◆ **Task to complete**: Look through the lines below and extract any with the word "draften".

◆ **Records provided**:
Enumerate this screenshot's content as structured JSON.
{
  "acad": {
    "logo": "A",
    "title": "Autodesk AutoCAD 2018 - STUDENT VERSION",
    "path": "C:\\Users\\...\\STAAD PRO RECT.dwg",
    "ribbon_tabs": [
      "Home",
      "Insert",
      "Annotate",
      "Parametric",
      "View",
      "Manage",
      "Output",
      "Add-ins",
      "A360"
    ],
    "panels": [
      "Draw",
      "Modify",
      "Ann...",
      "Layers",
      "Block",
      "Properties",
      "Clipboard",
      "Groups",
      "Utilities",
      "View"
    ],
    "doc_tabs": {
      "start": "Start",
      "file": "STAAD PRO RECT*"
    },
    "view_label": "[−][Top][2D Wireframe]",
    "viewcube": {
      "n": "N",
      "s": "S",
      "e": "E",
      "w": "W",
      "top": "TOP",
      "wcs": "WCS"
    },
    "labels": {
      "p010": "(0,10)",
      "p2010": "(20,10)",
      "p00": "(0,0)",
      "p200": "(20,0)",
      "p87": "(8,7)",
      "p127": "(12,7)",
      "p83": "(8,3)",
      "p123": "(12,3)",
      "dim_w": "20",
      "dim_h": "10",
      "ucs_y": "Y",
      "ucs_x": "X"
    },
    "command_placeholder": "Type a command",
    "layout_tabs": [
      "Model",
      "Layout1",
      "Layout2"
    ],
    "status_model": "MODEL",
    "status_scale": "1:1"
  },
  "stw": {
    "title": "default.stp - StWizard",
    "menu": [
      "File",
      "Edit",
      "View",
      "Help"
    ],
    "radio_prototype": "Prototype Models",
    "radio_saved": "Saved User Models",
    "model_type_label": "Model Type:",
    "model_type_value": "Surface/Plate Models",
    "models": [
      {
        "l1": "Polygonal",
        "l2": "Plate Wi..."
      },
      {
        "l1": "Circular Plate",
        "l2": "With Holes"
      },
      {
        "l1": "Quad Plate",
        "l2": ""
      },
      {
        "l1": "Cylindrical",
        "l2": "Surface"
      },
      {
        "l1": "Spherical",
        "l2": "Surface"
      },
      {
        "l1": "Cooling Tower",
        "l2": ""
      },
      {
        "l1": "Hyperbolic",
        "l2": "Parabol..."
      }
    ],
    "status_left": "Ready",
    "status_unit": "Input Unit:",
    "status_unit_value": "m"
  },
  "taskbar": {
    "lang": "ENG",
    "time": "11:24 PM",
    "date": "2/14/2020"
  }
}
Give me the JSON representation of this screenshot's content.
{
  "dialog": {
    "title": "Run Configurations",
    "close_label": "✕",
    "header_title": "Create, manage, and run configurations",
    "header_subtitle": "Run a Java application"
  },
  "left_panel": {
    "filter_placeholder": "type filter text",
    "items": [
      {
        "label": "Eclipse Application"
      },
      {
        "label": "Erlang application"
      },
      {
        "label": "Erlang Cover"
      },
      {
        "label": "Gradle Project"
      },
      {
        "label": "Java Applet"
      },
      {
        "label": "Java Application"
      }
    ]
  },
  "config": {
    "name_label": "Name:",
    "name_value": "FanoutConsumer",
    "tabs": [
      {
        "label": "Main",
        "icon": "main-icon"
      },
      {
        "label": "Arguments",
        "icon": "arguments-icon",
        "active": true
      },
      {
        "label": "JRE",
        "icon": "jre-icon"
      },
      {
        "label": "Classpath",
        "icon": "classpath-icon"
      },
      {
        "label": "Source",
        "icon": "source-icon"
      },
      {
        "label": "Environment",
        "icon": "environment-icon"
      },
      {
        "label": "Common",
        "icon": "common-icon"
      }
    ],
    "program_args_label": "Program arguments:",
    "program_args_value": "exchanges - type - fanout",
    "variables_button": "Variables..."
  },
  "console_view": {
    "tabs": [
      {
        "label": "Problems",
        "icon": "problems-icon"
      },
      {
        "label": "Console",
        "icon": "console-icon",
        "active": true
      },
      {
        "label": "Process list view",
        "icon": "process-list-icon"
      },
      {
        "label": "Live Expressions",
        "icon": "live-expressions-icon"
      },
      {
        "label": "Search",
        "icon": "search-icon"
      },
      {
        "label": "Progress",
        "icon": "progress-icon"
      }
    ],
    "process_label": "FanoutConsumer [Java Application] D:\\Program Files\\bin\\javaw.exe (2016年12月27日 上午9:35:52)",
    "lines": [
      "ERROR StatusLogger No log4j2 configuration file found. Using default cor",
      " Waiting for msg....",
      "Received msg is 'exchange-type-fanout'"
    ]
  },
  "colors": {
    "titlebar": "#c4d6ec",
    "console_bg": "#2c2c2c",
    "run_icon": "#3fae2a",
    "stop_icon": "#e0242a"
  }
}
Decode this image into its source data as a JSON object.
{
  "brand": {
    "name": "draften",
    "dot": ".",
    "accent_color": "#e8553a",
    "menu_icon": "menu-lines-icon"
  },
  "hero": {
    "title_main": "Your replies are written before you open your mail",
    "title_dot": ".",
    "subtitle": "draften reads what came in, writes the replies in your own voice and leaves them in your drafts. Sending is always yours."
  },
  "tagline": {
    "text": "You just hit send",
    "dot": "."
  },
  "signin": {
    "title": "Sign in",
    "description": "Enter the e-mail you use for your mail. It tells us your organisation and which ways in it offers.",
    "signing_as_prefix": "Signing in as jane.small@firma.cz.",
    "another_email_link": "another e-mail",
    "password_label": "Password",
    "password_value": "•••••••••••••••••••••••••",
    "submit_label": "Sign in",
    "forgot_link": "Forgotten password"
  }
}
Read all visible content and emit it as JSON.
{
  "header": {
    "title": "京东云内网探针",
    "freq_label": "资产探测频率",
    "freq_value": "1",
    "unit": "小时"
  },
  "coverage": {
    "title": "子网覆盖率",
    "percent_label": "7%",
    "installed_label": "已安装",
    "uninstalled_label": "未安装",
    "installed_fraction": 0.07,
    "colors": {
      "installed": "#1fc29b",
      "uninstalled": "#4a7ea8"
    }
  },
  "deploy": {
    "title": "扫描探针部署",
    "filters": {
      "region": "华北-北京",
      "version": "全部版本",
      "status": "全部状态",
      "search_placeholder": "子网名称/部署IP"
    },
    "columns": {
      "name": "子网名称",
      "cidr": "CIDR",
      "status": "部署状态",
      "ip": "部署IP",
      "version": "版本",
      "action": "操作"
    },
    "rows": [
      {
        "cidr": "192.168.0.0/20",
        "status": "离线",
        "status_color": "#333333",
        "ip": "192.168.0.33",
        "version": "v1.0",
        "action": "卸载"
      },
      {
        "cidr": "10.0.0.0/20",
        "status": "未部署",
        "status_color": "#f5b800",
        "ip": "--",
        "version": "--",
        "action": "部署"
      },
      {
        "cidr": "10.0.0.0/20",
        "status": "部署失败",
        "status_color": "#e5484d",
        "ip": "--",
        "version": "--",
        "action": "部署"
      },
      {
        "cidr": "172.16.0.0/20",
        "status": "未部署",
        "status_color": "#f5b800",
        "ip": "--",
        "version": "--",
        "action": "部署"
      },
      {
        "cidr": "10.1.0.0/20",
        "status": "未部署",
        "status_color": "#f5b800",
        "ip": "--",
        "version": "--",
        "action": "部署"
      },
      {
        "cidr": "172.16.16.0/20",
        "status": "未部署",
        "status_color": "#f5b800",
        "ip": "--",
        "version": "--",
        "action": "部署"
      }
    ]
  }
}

◆ **Solution below**:
    "name": "draften",
    "subtitle": "draften reads what came in, writes the replies in your own voice and leaves them in your drafts. Sending is always yours."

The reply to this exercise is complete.